By Lystra Antoine, Global Director of Sustainable Agricultural Development, DuPont Pioneer and Member of the GHI Board of Directors
Zambia has the potential to be a breadbasket for southern Africa. The country is home to some of the most productive large-scale farms in Africa and an emerging class of medium-scale farmers who are contributing to the agricultural value chain. But the vast majority of Zambia’s farmers (~1.06 million) lack access to productivity-enhancing and labor-saving agricultural technologies, which makes it difficult to increase their yields.
For maize, which accounts for 90 percent of Zambia’s cereal production, the average yield is about 2.4 metric tons per hectare, slightly more than Africa’s average of 2 tons per hectare, but well less than the U.S. average of 10 tons per hectare. If food and nutrition security is to be realized in Zambia, local farming operations and agricultural systems must be strengthened and market incentives must be provided to encourage a fundamental shift from subsistence farming.

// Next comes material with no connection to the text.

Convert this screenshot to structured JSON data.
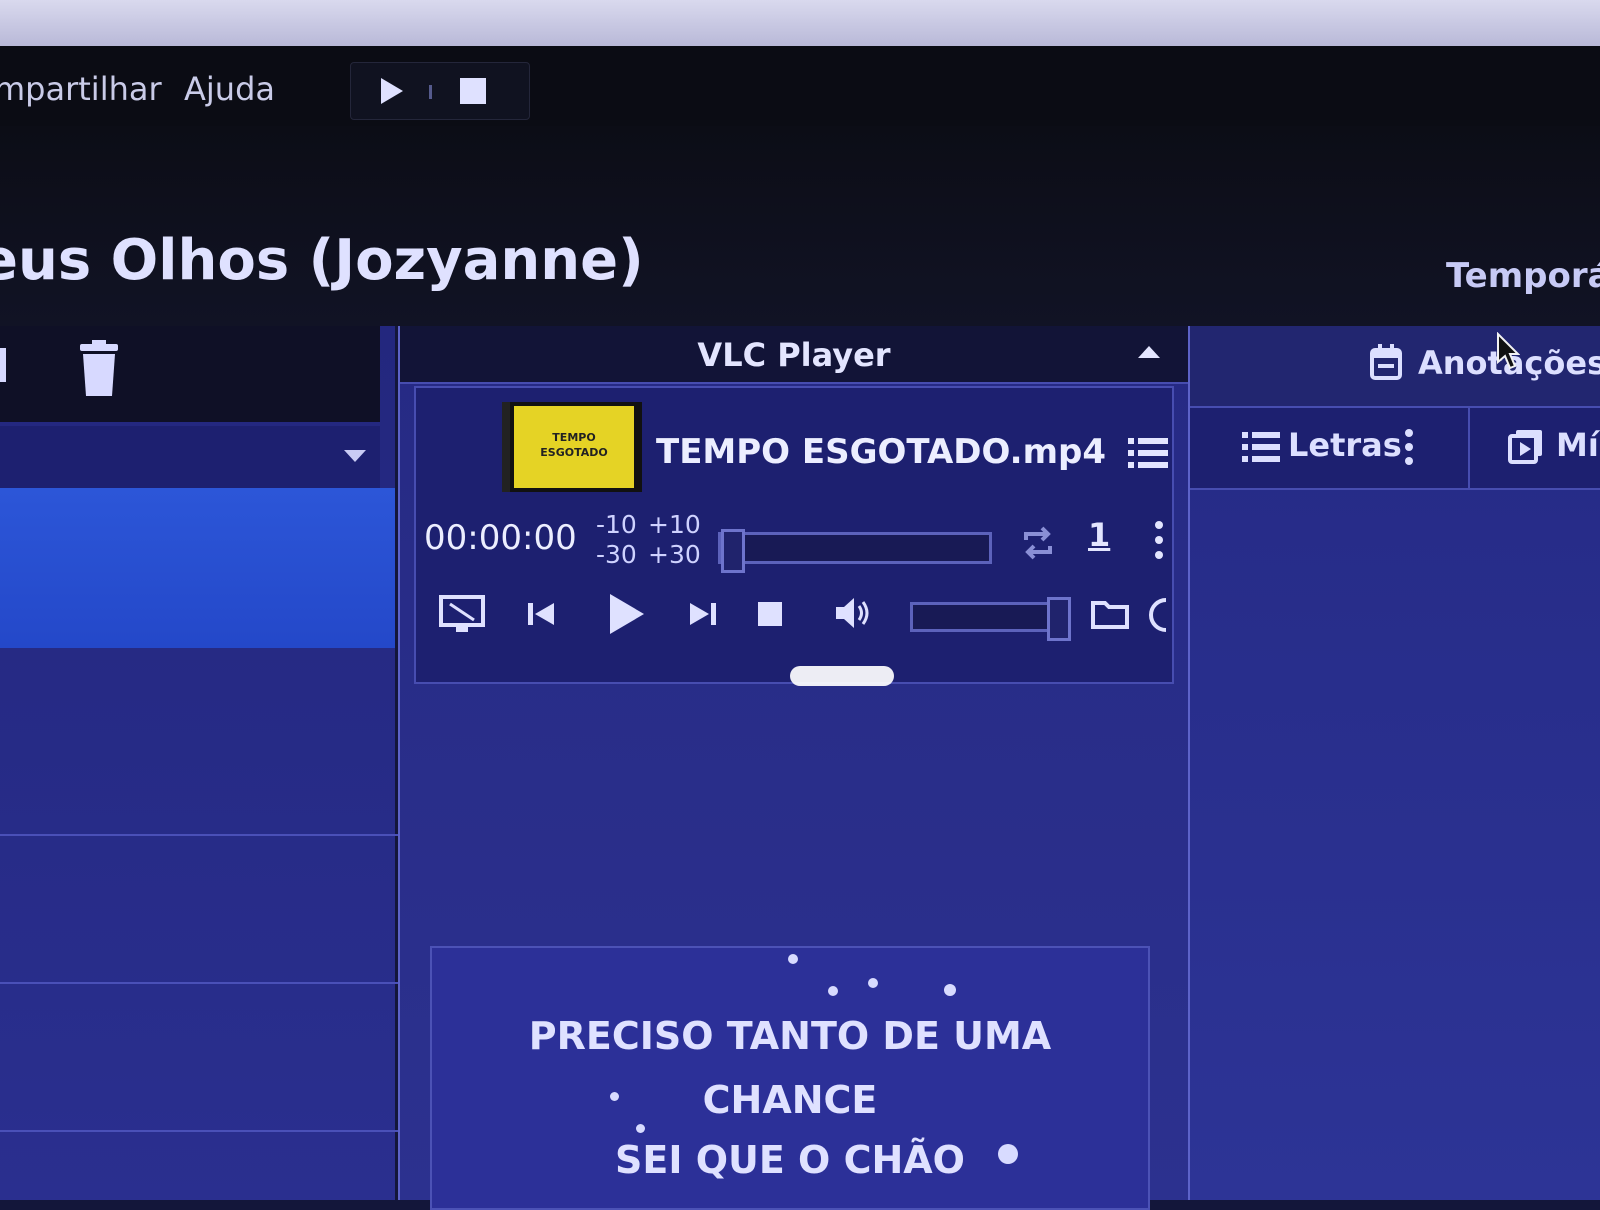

Improving yields for Zambia’s subsistence and small-scale farmers begins in the soil. In order for farmers to maximize their yields today and sustain productivity for tomorrow, they need access to the knowledge and technologies that will optimize the health of their soils. Unfortunately, most small-scale farmers in sub-Saharan Africa are unable to identify the amount and type of nutrients their soils need. This can result in low crop yields, ineffective farmer decisions, and persistent food insecurity.
“What does a $100 billion asset manager say farmers should invest in? Soil!” – Howard G. Buffett, farmer and Chairman and CEO of Howard G. Buffett Foundation, speaking at the 2015 World Food Prize

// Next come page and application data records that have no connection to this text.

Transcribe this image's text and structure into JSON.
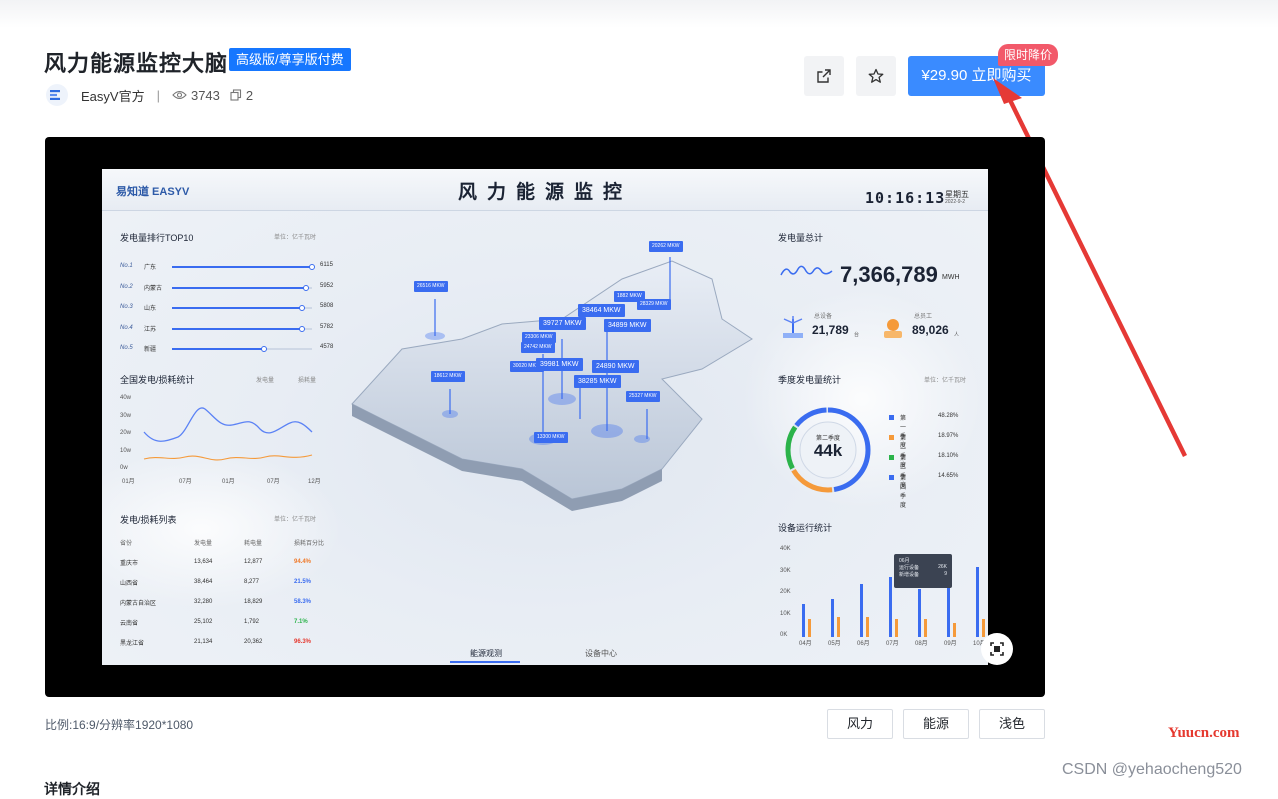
{
  "product": {
    "title": "风力能源监控大脑",
    "badge": "高级版/尊享版付费",
    "author": "EasyV官方",
    "separator": "|",
    "views": "3743",
    "copies": "2"
  },
  "actions": {
    "share_icon": "share-icon",
    "favorite_icon": "star-icon",
    "buy_label": "¥29.90 立即购买",
    "promo_label": "限时降价"
  },
  "screen": {
    "logo": "易知道 EASYV",
    "title": "风力能源监控",
    "time": "10:16:13",
    "weekday": "星期五",
    "date": "2022-9-2",
    "ranking": {
      "title": "发电量排行TOP10",
      "unit": "单位：亿千瓦时",
      "items": [
        {
          "no": "No.1",
          "name": "广东",
          "value": "6115",
          "fraction": 1.0
        },
        {
          "no": "No.2",
          "name": "内蒙古",
          "value": "5952",
          "fraction": 0.96
        },
        {
          "no": "No.3",
          "name": "山东",
          "value": "5808",
          "fraction": 0.93
        },
        {
          "no": "No.4",
          "name": "江苏",
          "value": "5782",
          "fraction": 0.93
        },
        {
          "no": "No.5",
          "name": "新疆",
          "value": "4578",
          "fraction": 0.66
        }
      ]
    },
    "national": {
      "title": "全国发电/损耗统计",
      "legend_gen": "发电量",
      "legend_loss": "损耗量",
      "y_ticks": [
        "40w",
        "30w",
        "20w",
        "10w",
        "0w"
      ],
      "x_ticks": [
        "01月",
        "07月",
        "01月",
        "07月",
        "12月"
      ]
    },
    "table": {
      "title": "发电/损耗列表",
      "unit": "单位：亿千瓦时",
      "headers": [
        "省份",
        "发电量",
        "耗电量",
        "损耗百分比"
      ],
      "rows": [
        {
          "province": "重庆市",
          "gen": "13,634",
          "use": "12,877",
          "pct": "94.4%",
          "color": "#f07a2a"
        },
        {
          "province": "山西省",
          "gen": "38,464",
          "use": "8,277",
          "pct": "21.5%",
          "color": "#3a6cf0"
        },
        {
          "province": "内蒙古自治区",
          "gen": "32,280",
          "use": "18,829",
          "pct": "58.3%",
          "color": "#3a6cf0"
        },
        {
          "province": "云南省",
          "gen": "25,102",
          "use": "1,792",
          "pct": "7.1%",
          "color": "#2bb34a"
        },
        {
          "province": "黑龙江省",
          "gen": "21,134",
          "use": "20,362",
          "pct": "96.3%",
          "color": "#e5382e"
        }
      ]
    },
    "total": {
      "title": "发电量总计",
      "value": "7,366,789",
      "unit": "MWH",
      "devices_label": "总设备",
      "devices_value": "21,789",
      "devices_unit": "台",
      "staff_label": "总员工",
      "staff_value": "89,026",
      "staff_unit": "人"
    },
    "quarter": {
      "title": "季度发电量统计",
      "unit": "单位：亿千瓦时",
      "center_label": "第二季度",
      "center_value": "44k",
      "legend": [
        {
          "name": "第一季度",
          "pct": "48.28%",
          "color": "#3a6cf0"
        },
        {
          "name": "第二季度",
          "pct": "18.97%",
          "color": "#f59a3a"
        },
        {
          "name": "第三季度",
          "pct": "18.10%",
          "color": "#2bb34a"
        },
        {
          "name": "第四季度",
          "pct": "14.65%",
          "color": "#3a6cf0"
        }
      ]
    },
    "devices": {
      "title": "设备运行统计",
      "y_ticks": [
        "40K",
        "30K",
        "20K",
        "10K",
        "0K"
      ],
      "x_ticks": [
        "04月",
        "05月",
        "06月",
        "07月",
        "08月",
        "09月",
        "10月"
      ],
      "tooltip_month": "06月",
      "tooltip_run_label": "运行设备",
      "tooltip_run_value": "26K",
      "tooltip_new_label": "新增设备",
      "tooltip_new_value": "9"
    },
    "map_labels": [
      "26516 MKW",
      "20262 MKW",
      "1882 MKW",
      "38464 MKW",
      "28329 MKW",
      "39727 MKW",
      "34899 MKW",
      "23306 MKW",
      "24742 MKW",
      "30020 MKW",
      "39981 MKW",
      "24890 MKW",
      "38285 MKW",
      "18612 MKW",
      "25327 MKW",
      "13300 MKW"
    ],
    "tabs": [
      "能源观测",
      "设备中心"
    ]
  },
  "footer": {
    "ratio": "比例:16:9/分辨率1920*1080",
    "tags": [
      "风力",
      "能源",
      "浅色"
    ],
    "section": "详情介绍"
  },
  "watermark": {
    "site": "Yuucn.com",
    "csdn": "CSDN @yehaocheng520"
  }
}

DuPont Pioneer and the Agriculture and Food Security Center of the Earth Institute at Columbia University are partnering with Zambian farmers and organizations on a soil-testing program called SoilDoc. It enables agricultural extension agents to provide a near real-time diagnosis based on the analysis of soil samples taken from the farmers’ fields. SoilDoc, developed by researchers at the University of Maryland and Columbia University, is a portable, battery powered on-farm soil testing kit that provides tailored fertility recommendations appropriate for the soil that can, if well-utilized, increase farmers’ crop yields. This program brings state-of-the-art technology to smallholder farmers that helps them apply the right nutrients in the right amount at the right time, thus increasing the efficiency of mineral fertilizers and organic matter applications. Given that most African farmers can only afford one-tenth the amount of fertilizer recommended for their crops, efficient use of nutrients is crucial to their success.
Sustainable food and nutrition security for Africa depends on the continent’s ability to maximize the enormous farming potential of each smallholder farmer, on whom African agriculture relies. Programs like SoilDoc show us that we can apply global science to create local solutions that help farmers overcome some of the challenges they face. The ability to assess nutrient deficiencies, with on-site soil testing, provides farmers a tremendous opportunity to use their limited resources in a more profitable way.